BEGIN Data for review
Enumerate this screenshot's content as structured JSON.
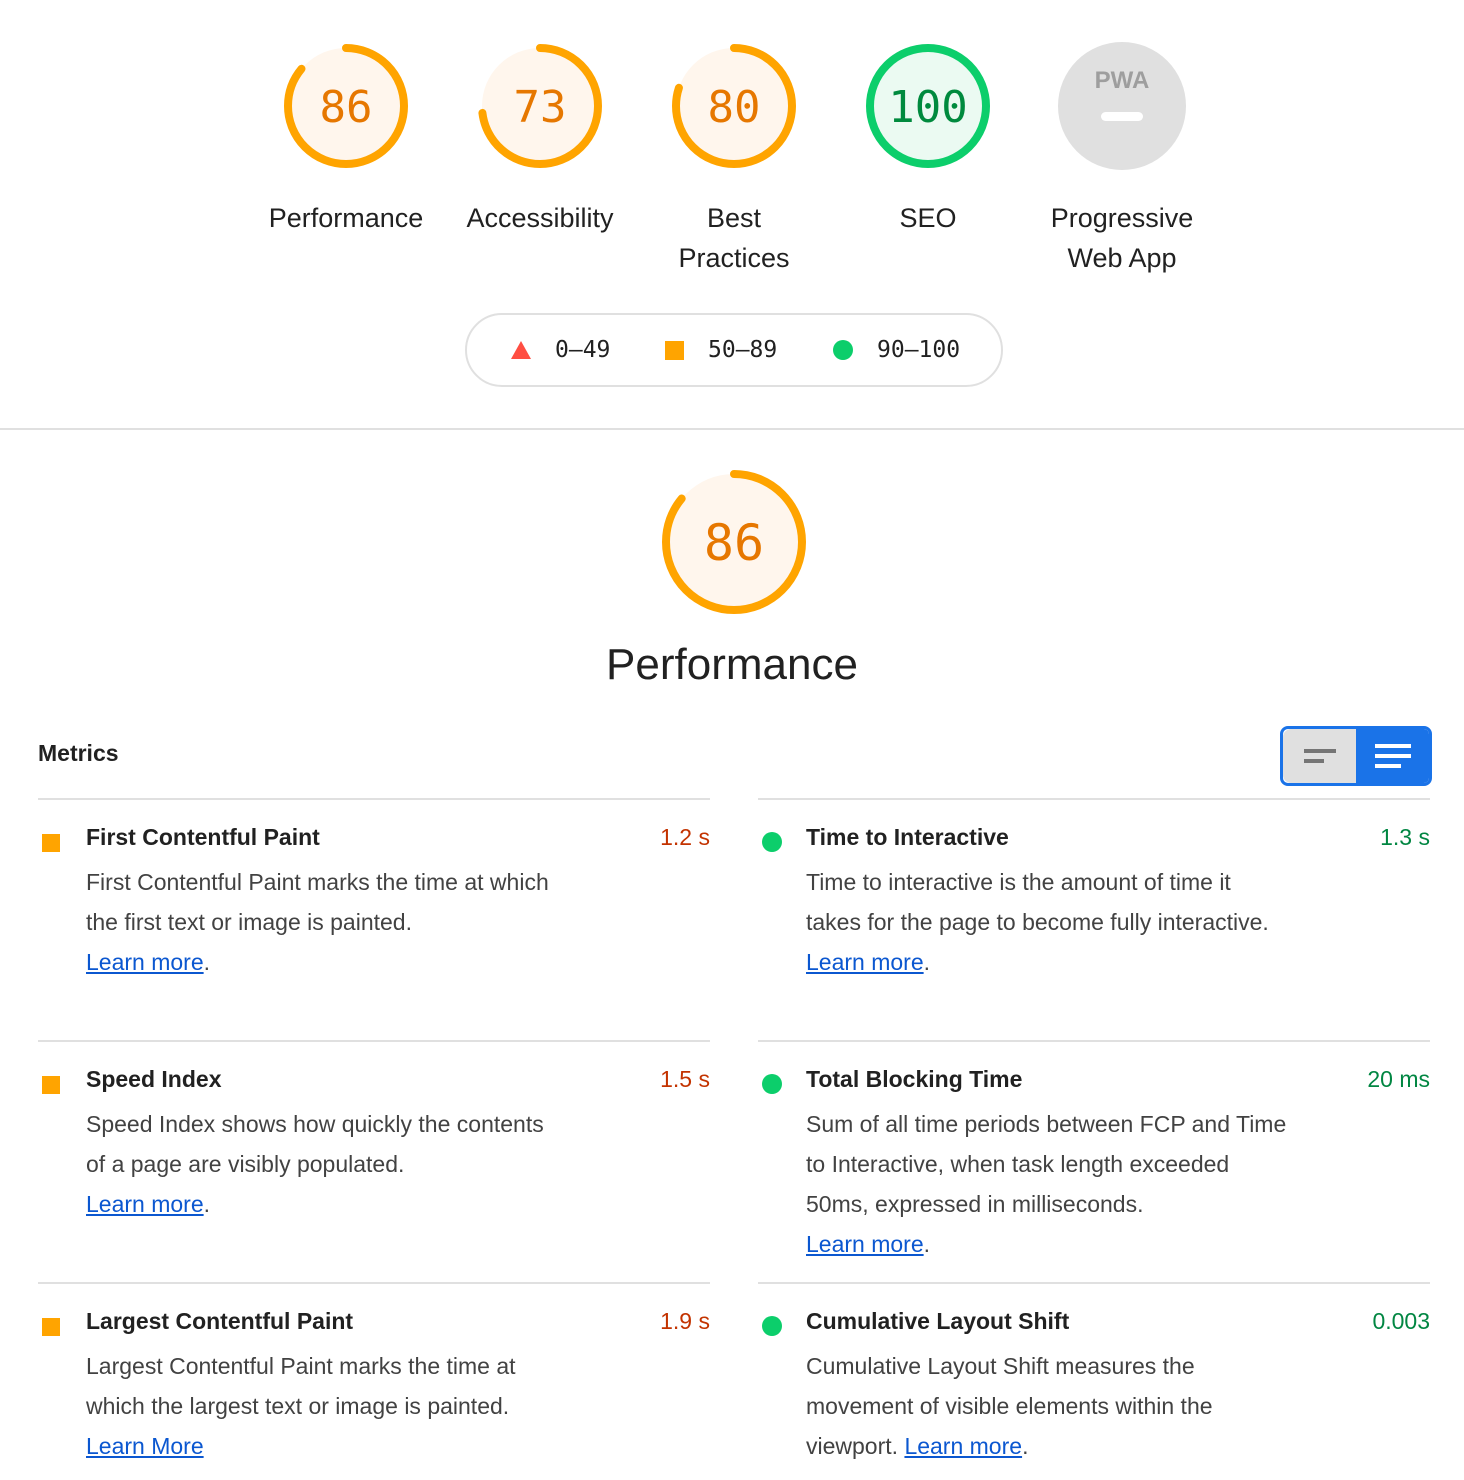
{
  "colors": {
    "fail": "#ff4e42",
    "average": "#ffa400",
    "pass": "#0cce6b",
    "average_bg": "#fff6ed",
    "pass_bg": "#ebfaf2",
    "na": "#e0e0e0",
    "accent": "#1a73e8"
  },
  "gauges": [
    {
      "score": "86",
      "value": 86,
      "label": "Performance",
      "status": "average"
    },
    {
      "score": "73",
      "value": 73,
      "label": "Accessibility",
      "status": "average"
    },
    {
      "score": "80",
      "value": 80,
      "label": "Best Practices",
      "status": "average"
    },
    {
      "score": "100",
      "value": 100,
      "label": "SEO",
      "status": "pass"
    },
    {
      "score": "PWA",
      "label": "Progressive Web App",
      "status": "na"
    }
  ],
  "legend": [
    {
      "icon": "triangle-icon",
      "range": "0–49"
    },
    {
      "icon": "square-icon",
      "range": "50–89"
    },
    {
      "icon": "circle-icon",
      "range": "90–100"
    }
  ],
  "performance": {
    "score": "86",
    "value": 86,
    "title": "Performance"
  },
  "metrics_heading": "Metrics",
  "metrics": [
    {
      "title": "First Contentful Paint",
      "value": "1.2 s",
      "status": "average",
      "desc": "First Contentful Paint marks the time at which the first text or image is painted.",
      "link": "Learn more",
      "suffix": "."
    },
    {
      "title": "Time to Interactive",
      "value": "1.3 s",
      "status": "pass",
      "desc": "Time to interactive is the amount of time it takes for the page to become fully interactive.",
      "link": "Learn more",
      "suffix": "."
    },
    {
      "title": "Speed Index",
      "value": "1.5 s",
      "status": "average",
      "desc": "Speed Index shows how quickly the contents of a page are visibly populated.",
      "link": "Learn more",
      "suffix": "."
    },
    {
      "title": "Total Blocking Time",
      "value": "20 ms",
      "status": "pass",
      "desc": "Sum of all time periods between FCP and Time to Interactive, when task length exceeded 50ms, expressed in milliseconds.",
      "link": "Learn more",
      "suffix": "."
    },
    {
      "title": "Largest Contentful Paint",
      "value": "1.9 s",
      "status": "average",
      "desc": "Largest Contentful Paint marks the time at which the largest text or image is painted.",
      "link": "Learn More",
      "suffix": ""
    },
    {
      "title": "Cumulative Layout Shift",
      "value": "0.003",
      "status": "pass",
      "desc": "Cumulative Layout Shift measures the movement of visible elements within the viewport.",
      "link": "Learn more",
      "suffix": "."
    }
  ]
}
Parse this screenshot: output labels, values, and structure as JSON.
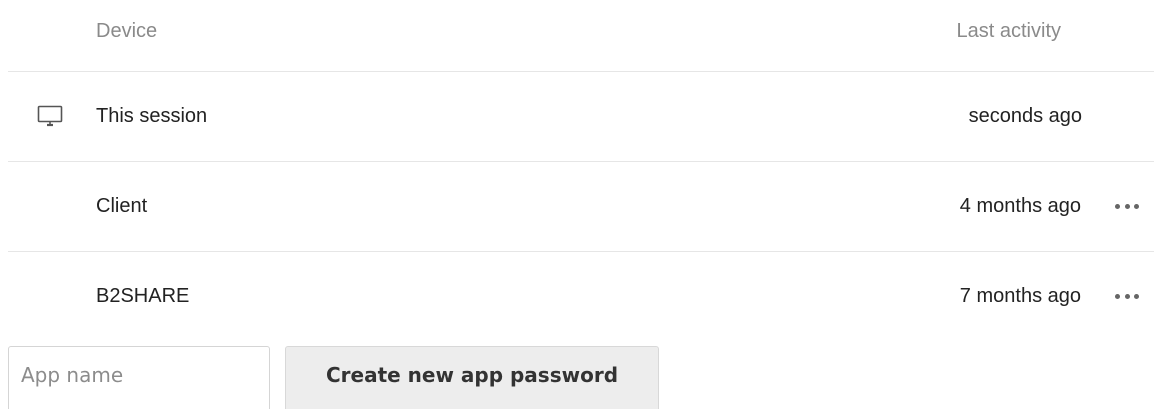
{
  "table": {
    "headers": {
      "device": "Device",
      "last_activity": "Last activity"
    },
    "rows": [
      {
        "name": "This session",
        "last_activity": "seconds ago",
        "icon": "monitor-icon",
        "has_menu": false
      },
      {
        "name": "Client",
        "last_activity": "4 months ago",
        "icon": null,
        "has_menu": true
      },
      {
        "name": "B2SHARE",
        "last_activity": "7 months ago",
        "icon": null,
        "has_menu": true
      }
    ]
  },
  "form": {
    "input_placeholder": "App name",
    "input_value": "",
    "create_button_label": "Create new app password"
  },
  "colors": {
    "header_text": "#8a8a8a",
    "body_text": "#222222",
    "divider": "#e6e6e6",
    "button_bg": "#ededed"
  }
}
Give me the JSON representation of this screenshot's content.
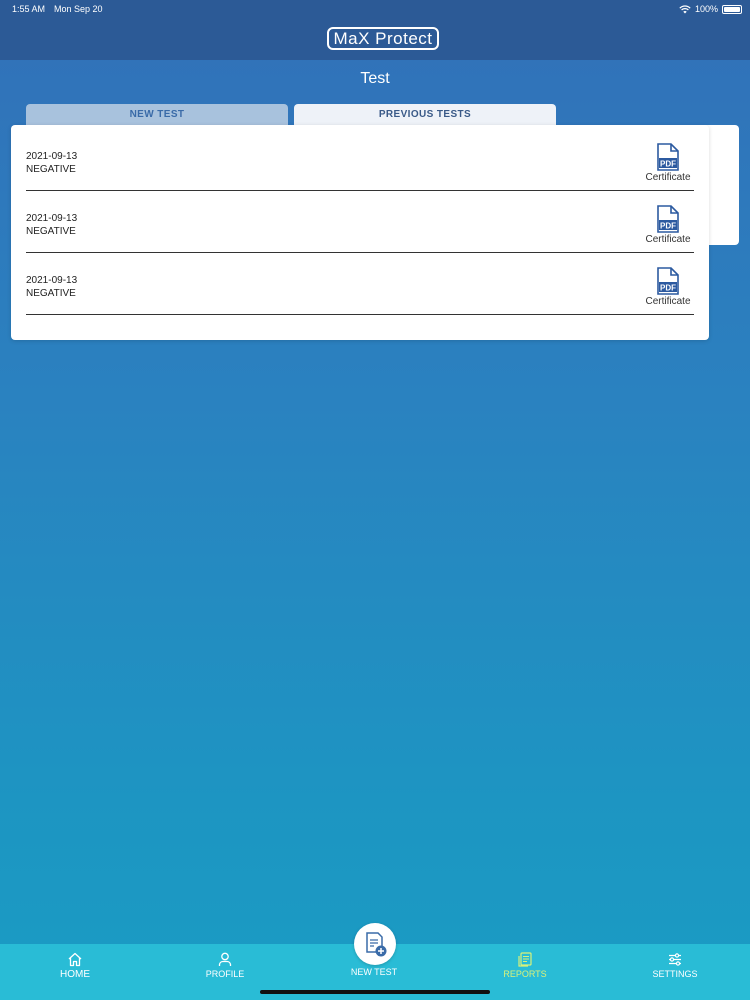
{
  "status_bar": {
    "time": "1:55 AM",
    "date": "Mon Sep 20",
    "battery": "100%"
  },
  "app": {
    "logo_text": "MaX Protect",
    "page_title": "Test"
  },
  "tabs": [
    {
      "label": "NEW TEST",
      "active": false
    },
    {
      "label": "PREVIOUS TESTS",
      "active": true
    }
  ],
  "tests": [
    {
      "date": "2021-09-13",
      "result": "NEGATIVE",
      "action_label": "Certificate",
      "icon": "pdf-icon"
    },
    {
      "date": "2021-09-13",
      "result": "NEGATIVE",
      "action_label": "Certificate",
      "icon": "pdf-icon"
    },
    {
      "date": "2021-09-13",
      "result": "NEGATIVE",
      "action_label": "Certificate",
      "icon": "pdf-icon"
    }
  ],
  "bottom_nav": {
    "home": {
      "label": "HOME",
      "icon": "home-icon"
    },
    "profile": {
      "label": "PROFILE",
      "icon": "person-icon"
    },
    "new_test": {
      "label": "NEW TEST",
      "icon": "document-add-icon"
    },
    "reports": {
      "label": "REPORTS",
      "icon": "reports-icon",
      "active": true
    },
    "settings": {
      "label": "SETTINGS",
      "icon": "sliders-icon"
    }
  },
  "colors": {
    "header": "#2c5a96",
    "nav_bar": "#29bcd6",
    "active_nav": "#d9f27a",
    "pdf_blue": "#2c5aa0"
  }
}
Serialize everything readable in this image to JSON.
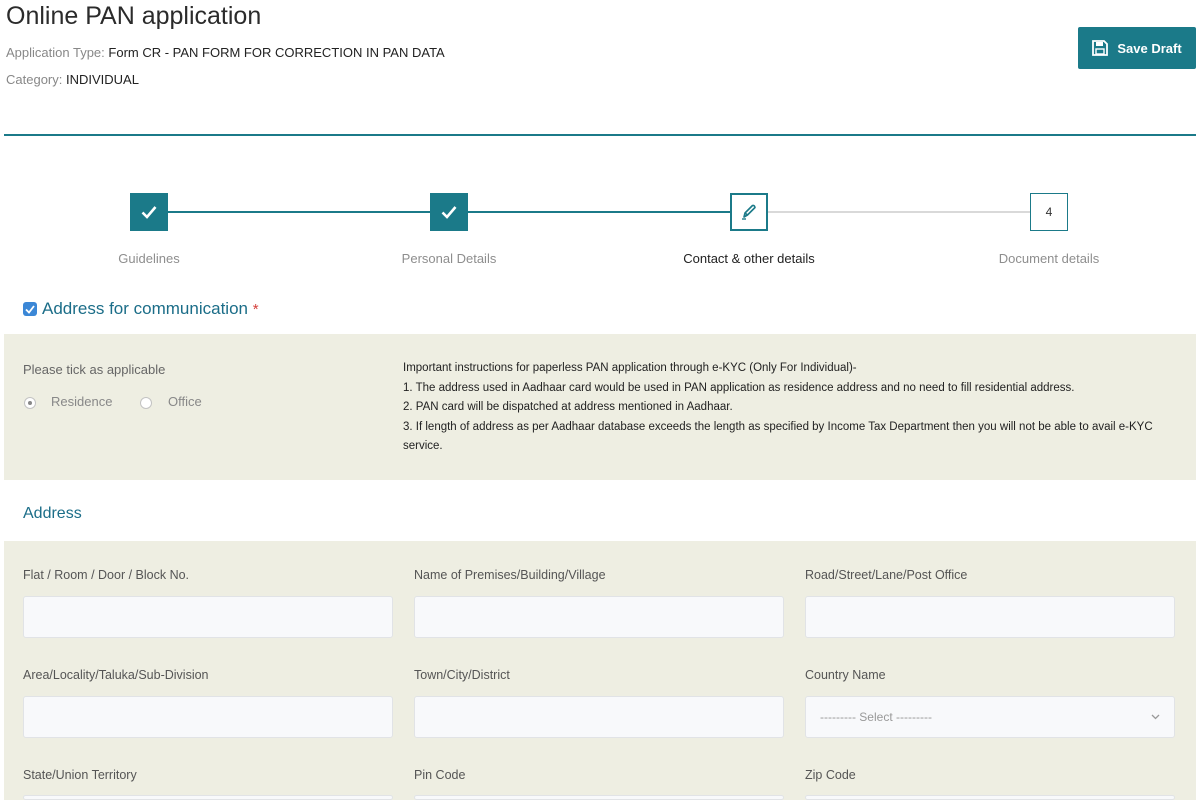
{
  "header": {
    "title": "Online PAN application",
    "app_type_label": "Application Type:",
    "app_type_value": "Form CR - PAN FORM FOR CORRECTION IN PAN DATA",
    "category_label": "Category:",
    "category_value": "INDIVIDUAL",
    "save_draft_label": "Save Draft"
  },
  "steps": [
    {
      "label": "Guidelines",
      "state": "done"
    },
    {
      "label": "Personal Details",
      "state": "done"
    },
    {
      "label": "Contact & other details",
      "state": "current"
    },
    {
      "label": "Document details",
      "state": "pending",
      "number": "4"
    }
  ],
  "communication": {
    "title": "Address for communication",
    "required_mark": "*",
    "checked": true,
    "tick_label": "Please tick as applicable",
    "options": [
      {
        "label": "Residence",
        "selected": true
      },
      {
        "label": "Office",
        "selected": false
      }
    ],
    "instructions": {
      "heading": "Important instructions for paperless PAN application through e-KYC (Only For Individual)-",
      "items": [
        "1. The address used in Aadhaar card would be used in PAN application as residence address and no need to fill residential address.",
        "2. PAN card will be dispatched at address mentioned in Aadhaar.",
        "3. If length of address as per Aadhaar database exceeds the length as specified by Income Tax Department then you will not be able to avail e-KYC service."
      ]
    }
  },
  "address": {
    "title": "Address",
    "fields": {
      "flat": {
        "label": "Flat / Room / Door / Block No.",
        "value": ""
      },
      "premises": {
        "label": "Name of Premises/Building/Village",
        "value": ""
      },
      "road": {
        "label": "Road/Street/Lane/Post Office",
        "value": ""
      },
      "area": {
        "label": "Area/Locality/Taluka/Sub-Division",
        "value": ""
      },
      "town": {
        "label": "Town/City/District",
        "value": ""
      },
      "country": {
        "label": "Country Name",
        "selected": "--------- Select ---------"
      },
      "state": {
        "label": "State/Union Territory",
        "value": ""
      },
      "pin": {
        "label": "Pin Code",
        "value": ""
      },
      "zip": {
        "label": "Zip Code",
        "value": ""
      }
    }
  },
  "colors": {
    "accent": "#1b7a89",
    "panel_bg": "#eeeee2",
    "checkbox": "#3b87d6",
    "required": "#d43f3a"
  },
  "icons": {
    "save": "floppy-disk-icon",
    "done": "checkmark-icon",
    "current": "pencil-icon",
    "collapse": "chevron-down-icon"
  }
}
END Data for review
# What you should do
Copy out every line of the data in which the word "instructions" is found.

# Your response
    "instructions": {
      "heading": "Important instructions for paperless PAN application through e-KYC (Only For Individual)-",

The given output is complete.